### Required work
Return the lines below in which the string "JSON" occurs.

### Material provided

........

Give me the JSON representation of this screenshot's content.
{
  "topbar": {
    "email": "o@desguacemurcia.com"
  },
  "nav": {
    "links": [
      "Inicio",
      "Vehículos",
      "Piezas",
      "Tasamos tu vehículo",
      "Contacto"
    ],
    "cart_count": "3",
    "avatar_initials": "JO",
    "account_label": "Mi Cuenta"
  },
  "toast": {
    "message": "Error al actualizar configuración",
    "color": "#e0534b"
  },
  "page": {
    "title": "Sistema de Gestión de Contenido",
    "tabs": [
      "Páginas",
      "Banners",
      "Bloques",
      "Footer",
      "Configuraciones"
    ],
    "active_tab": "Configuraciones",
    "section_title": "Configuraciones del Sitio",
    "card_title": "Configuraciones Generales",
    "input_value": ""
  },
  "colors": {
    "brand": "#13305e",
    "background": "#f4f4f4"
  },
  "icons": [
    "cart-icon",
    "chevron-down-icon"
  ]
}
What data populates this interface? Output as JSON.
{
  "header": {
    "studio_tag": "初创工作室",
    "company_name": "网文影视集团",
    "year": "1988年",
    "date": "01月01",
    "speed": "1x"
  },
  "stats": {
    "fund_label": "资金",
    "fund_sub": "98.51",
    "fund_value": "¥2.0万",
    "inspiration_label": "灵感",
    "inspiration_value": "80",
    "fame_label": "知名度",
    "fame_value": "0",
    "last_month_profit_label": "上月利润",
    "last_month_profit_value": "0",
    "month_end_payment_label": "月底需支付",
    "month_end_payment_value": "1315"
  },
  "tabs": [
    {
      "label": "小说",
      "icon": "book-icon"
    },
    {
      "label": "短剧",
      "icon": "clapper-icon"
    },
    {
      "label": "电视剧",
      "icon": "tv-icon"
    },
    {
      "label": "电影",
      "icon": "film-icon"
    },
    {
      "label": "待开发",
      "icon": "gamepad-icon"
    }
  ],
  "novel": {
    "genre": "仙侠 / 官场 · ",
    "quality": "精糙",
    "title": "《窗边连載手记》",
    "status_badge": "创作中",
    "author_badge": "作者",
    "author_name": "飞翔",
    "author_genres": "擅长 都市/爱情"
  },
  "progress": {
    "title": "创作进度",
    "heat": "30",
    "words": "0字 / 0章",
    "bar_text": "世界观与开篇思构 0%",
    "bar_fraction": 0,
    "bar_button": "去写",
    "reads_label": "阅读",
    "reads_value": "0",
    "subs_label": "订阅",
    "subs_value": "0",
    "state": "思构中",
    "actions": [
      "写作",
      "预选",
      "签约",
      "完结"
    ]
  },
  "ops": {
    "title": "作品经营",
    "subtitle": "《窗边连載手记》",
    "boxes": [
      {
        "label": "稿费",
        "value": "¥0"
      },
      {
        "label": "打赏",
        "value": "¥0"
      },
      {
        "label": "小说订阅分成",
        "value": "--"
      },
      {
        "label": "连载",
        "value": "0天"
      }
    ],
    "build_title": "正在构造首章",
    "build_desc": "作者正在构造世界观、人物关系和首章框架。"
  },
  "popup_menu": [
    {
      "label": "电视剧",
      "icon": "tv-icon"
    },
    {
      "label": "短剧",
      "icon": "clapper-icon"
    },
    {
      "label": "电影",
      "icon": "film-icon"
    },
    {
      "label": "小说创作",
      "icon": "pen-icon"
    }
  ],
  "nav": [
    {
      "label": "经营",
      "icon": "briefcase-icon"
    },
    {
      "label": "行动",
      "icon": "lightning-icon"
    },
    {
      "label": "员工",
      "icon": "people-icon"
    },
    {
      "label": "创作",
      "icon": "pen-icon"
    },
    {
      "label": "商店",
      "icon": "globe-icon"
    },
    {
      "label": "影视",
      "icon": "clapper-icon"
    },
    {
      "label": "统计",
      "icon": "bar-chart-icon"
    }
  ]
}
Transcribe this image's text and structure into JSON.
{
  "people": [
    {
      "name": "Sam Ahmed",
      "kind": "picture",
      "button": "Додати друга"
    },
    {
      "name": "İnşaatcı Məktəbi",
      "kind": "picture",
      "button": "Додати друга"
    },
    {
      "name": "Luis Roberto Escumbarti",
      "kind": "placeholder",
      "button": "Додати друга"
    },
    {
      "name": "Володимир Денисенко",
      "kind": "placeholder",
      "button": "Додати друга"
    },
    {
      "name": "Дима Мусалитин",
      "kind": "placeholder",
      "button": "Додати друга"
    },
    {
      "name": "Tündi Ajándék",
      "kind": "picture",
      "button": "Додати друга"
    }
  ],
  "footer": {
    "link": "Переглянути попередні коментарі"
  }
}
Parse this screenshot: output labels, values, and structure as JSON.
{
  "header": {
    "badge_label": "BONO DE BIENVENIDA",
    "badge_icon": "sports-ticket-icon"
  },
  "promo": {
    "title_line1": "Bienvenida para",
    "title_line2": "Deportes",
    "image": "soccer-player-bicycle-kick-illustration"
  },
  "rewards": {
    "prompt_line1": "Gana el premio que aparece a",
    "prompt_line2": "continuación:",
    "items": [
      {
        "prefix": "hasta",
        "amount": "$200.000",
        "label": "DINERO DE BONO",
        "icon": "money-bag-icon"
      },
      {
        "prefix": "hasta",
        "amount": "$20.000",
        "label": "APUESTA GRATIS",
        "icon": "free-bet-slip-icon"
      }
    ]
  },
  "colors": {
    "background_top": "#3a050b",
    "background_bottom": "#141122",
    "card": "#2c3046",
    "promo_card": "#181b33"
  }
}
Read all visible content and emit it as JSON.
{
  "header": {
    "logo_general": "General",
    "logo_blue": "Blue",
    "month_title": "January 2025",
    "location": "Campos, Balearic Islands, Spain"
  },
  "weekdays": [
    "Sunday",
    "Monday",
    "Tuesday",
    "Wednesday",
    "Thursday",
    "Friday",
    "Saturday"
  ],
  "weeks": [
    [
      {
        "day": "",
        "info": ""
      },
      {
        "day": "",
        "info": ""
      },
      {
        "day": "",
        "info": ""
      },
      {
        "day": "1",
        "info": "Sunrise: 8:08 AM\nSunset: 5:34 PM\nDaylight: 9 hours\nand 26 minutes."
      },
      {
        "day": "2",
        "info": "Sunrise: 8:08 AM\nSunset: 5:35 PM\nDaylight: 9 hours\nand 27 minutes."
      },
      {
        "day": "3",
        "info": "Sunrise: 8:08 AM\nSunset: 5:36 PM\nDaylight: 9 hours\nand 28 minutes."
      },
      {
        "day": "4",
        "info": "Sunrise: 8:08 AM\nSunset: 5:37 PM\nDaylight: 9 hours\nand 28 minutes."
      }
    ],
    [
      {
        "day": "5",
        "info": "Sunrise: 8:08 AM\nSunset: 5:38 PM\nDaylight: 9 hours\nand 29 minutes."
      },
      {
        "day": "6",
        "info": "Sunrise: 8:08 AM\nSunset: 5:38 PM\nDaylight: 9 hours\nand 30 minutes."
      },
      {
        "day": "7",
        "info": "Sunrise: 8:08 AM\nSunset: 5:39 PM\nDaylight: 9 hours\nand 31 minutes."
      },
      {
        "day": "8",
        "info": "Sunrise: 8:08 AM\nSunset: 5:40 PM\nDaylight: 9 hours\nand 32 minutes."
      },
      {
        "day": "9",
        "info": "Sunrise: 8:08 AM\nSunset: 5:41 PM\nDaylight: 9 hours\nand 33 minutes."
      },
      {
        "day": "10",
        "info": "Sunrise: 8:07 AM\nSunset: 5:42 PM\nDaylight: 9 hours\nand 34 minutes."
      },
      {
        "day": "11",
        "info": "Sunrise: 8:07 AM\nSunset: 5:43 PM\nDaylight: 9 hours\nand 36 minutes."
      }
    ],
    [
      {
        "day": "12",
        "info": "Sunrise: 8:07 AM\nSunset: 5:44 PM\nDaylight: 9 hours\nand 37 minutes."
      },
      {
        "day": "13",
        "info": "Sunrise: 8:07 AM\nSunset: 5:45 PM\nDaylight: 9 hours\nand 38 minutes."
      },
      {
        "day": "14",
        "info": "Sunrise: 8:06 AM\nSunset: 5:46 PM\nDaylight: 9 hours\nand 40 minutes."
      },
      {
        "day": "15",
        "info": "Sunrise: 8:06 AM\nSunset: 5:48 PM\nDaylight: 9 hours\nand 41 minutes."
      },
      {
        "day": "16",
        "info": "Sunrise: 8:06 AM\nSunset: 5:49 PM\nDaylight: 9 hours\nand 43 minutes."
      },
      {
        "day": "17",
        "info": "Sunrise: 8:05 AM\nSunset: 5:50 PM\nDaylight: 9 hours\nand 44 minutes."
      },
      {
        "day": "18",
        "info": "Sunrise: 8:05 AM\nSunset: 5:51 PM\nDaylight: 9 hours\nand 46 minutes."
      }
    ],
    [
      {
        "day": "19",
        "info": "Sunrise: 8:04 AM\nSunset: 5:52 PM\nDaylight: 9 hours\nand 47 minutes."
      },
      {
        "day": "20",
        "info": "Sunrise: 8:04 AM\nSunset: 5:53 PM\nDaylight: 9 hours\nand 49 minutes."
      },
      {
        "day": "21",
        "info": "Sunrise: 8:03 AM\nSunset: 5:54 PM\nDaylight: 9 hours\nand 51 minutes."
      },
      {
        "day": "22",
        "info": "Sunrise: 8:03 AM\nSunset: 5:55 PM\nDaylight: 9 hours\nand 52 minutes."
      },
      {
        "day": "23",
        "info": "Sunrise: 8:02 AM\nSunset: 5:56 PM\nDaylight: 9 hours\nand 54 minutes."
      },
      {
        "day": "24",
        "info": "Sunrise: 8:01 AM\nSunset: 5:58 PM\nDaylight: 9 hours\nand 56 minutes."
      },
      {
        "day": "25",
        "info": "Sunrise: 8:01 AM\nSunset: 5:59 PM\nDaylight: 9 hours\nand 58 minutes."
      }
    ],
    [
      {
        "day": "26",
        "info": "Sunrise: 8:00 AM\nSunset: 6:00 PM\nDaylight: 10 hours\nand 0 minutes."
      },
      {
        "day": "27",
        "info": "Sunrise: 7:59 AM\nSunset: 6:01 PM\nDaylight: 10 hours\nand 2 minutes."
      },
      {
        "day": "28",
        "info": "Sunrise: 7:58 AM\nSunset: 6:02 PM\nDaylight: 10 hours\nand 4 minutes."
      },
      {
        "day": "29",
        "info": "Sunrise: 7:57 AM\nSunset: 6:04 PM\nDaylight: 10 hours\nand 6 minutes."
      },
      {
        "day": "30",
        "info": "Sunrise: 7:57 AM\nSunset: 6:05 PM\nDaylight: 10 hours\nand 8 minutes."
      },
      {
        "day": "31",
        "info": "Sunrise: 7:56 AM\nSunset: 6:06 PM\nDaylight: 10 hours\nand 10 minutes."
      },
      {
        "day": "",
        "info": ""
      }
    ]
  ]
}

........

### Answer box
Give me the JSON representation of this screenshot's content.
What data populates this interface? Output as JSON.
Transcribe this image's text and structure into JSON.
Parse this screenshot: output labels, values, and structure as JSON.
Read all visible content and emit it as JSON.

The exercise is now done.